In spite of ongoing legislation and discussions around the gap in gender pay, there is still a sizable difference between what men and women in the same industries are paid. In addition, sectors in which the workforce is predominantly made up of women continue to be among the lowest-paying industries. In fact, research shows that as the percentage of women in a given industry rises, the rate of pay declines proportionally. Although great attention has been paid to the gender pay gap and certain strides in the right direction have been made, a significant gap still exists. Here are three things that can be done to address the gender pay gap.
- Engage in better individual transparency
Traditionally, it has been considered taboo to discuss one’s salary or financial status. Unfortunately, this social custom is part of what allows businesses to continue to engage in a wide range of compensation abuses. While there are certainly a number of legislative measures that can be taken to combat pay inequality, those measures can only go so far. Today, social media platforms give individuals and small groups a power they have not historically had.

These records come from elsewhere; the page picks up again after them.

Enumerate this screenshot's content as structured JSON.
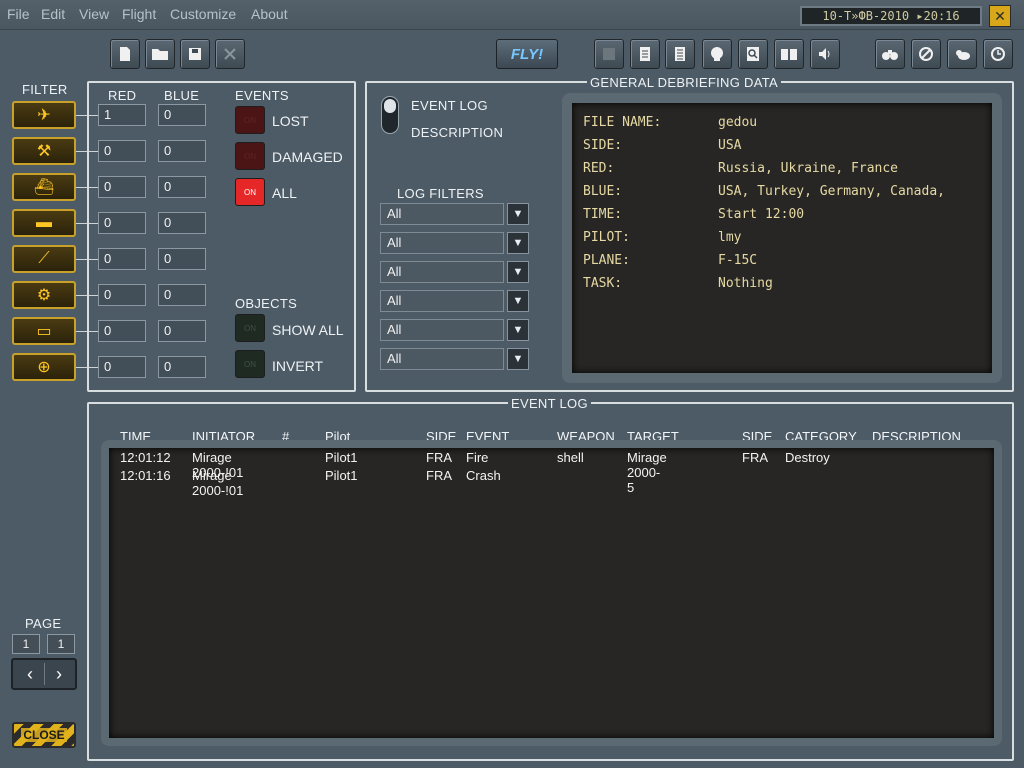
{
  "menu": [
    "File",
    "Edit",
    "View",
    "Flight",
    "Customize",
    "About"
  ],
  "datetime": "10-Т»ФВ-2010 ▸20:16",
  "close_x": "✕",
  "toolbar": {
    "fly_label": "FLY!"
  },
  "filter": {
    "title": "FILTER",
    "red_label": "RED",
    "blue_label": "BLUE",
    "rows": [
      {
        "name": "airplane",
        "icon": "✈",
        "red": "1",
        "blue": "0"
      },
      {
        "name": "helicopter",
        "icon": "⚒",
        "red": "0",
        "blue": "0"
      },
      {
        "name": "ship",
        "icon": "⛴",
        "red": "0",
        "blue": "0"
      },
      {
        "name": "tank",
        "icon": "▬",
        "red": "0",
        "blue": "0"
      },
      {
        "name": "sam-launcher",
        "icon": "⟋",
        "red": "0",
        "blue": "0"
      },
      {
        "name": "radar-vehicle",
        "icon": "⚙",
        "red": "0",
        "blue": "0"
      },
      {
        "name": "truck",
        "icon": "▭",
        "red": "0",
        "blue": "0"
      },
      {
        "name": "target",
        "icon": "⊕",
        "red": "0",
        "blue": "0"
      }
    ]
  },
  "events": {
    "title": "EVENTS",
    "lost": "LOST",
    "damaged": "DAMAGED",
    "all": "ALL",
    "on_text": "ON"
  },
  "objects": {
    "title": "OBJECTS",
    "show_all": "SHOW ALL",
    "invert": "INVERT"
  },
  "general": {
    "title": "GENERAL DEBRIEFING DATA",
    "event_log": "EVENT LOG",
    "description": "DESCRIPTION",
    "log_filters": "LOG FILTERS",
    "filters": [
      "All",
      "All",
      "All",
      "All",
      "All",
      "All"
    ],
    "info": [
      {
        "key": "FILE NAME:",
        "value": "gedou"
      },
      {
        "key": "SIDE:",
        "value": "USA"
      },
      {
        "key": "RED:",
        "value": "Russia, Ukraine, France"
      },
      {
        "key": "BLUE:",
        "value": "USA, Turkey, Germany, Canada,"
      },
      {
        "key": "TIME:",
        "value": "Start 12:00"
      },
      {
        "key": "PILOT:",
        "value": "lmy"
      },
      {
        "key": "PLANE:",
        "value": "F-15C"
      },
      {
        "key": "TASK:",
        "value": "Nothing"
      }
    ]
  },
  "event_log": {
    "title": "EVENT LOG",
    "headers": [
      "TIME",
      "INITIATOR",
      "#",
      "Pilot",
      "SIDE",
      "EVENT",
      "WEAPON",
      "TARGET",
      "SIDE",
      "CATEGORY",
      "DESCRIPTION"
    ],
    "rows": [
      {
        "time": "12:01:12",
        "initiator": "Mirage 2000-!01",
        "pilot": "Pilot1",
        "side": "FRA",
        "event": "Fire",
        "weapon": "shell",
        "target": "Mirage 2000-5",
        "tside": "FRA",
        "category": "Destroy"
      },
      {
        "time": "12:01:16",
        "initiator": "Mirage 2000-!01",
        "pilot": "Pilot1",
        "side": "FRA",
        "event": "Crash",
        "weapon": "",
        "target": "",
        "tside": "",
        "category": ""
      }
    ]
  },
  "page": {
    "title": "PAGE",
    "current": "1",
    "total": "1"
  },
  "close_label": "CLOSE"
}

Social media platforms give individuals the ability to communicate directly with consumers who can, in turn, apply pressure to businesses to do a better job of addressing pay disparities.
- Push for better enforcement of legislation
Simply passing laws doesn’t do any good unless there are also agencies established to enforce them. After all, posting speed limits wouldn’t do a lot of good without also providing law enforcement officers to patrol streets and highways to ensure those limits are being adhered to. Appointing committees and establishing task forces to oversee and regulate businesses and companies is critical to making any type of real change happen.
- Establish real financial penalties for failures to comply
Once again, simply passing laws is not enough to ensure that businesses comply with them. After all, how many people do you think would actually comply with speed limits if officers simply pulled over speeders and told them they were driving too fast? Without genuine and legitimate penalties for a failure to comply with laws, rules and regulations there is little reason for anyone to actually comply with them.